Have you finally stopped sniffling after watching TFioS? You know, they say that love story might define our generation, or maybe the next generation. Because it takes a lot to top Allie and Noah. But that is neither here nor there.
I was stuck in a John Green mood and kicking myself for never having read any of his other books. And Looking for Alaska came highly recommended by just about everyone.
While slow in the beginning, Looking for Alaska had just as an emotional ending, if not more, than TFioS. I hate to say it, but knowing that I was reading a book about teens with cancer, I knew that someone had to die. But I was completely caught off guard with this one.
Set in a boarding school in the suburbs of Birmingham, a group of outsiders takes one more into their fold. They are bound together by a love of pulling the ultimate prank and a deep distaste for the "Weekend Warriors" (aka the kids who lived close enough to leave the non-air conditioned dorms for the comfort of home on the weekend).
I'm constantly amazed at Green's ability to create characters who are complex and have flaws. The groups' fatal flaw is that they were too wrapped up in their own lives, dramas and situations that they failed to recognize the struggles of the others until it was too late.
And then you have the search for the Great Perhaps. Everyone can relate to that feeling. If you are honest with yourself, there have been many occasions where the thought or idea of a person or event in your mind has surpassed the person or event in real life. Knowing that you want to live a full life, make a difference, be remembered, but not knowing what exactly that looks like in reality can lead you to pass life by without a backwards glance.

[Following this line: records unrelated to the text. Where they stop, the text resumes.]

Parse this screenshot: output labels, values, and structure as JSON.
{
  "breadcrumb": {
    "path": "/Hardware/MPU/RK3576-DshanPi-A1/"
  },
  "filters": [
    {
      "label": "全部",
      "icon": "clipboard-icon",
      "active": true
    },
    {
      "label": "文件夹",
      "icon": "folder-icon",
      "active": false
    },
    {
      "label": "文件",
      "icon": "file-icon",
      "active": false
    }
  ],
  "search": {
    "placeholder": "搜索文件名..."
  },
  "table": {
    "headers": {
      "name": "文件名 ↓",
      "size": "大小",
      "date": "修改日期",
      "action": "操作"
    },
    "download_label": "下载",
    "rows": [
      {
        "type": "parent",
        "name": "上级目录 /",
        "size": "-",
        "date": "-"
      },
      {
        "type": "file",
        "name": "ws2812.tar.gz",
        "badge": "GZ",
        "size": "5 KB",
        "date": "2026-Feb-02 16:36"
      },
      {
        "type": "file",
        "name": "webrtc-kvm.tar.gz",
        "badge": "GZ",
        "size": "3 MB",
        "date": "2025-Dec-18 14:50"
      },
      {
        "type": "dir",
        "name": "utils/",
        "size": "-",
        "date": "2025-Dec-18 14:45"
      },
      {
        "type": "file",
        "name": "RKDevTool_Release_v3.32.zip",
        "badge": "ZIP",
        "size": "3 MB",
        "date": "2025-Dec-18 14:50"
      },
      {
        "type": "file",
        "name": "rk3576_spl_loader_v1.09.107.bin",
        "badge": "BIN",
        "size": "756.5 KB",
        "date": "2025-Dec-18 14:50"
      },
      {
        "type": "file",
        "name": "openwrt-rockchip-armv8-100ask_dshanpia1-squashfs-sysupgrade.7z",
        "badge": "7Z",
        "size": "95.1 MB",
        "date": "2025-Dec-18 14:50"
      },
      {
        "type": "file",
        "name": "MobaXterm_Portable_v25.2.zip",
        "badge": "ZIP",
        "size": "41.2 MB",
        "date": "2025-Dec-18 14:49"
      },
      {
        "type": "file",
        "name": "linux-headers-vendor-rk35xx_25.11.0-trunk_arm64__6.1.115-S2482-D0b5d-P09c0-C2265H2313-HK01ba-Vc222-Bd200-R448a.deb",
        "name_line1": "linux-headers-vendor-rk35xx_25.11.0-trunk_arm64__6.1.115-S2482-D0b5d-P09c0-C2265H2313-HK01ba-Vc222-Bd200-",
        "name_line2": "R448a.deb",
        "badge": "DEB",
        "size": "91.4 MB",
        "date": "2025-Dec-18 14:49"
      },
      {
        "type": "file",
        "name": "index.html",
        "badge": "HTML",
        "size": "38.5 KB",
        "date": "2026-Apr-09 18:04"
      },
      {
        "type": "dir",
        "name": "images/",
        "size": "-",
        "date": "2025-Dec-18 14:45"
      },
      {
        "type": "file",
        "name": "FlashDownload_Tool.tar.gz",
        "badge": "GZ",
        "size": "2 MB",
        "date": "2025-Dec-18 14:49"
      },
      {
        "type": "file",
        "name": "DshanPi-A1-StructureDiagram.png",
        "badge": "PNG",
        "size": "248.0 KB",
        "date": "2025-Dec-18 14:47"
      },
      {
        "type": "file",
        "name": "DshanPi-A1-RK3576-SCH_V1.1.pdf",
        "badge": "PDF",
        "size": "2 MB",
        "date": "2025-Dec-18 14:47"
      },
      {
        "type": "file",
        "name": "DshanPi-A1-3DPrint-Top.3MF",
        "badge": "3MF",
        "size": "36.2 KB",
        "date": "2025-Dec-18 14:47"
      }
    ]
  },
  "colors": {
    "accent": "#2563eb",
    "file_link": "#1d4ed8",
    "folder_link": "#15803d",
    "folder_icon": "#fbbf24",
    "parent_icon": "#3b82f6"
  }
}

Realizing that the search for the Great Perhaps may seem exciting, but is ultimately futile is a hard pill to swallow at any age.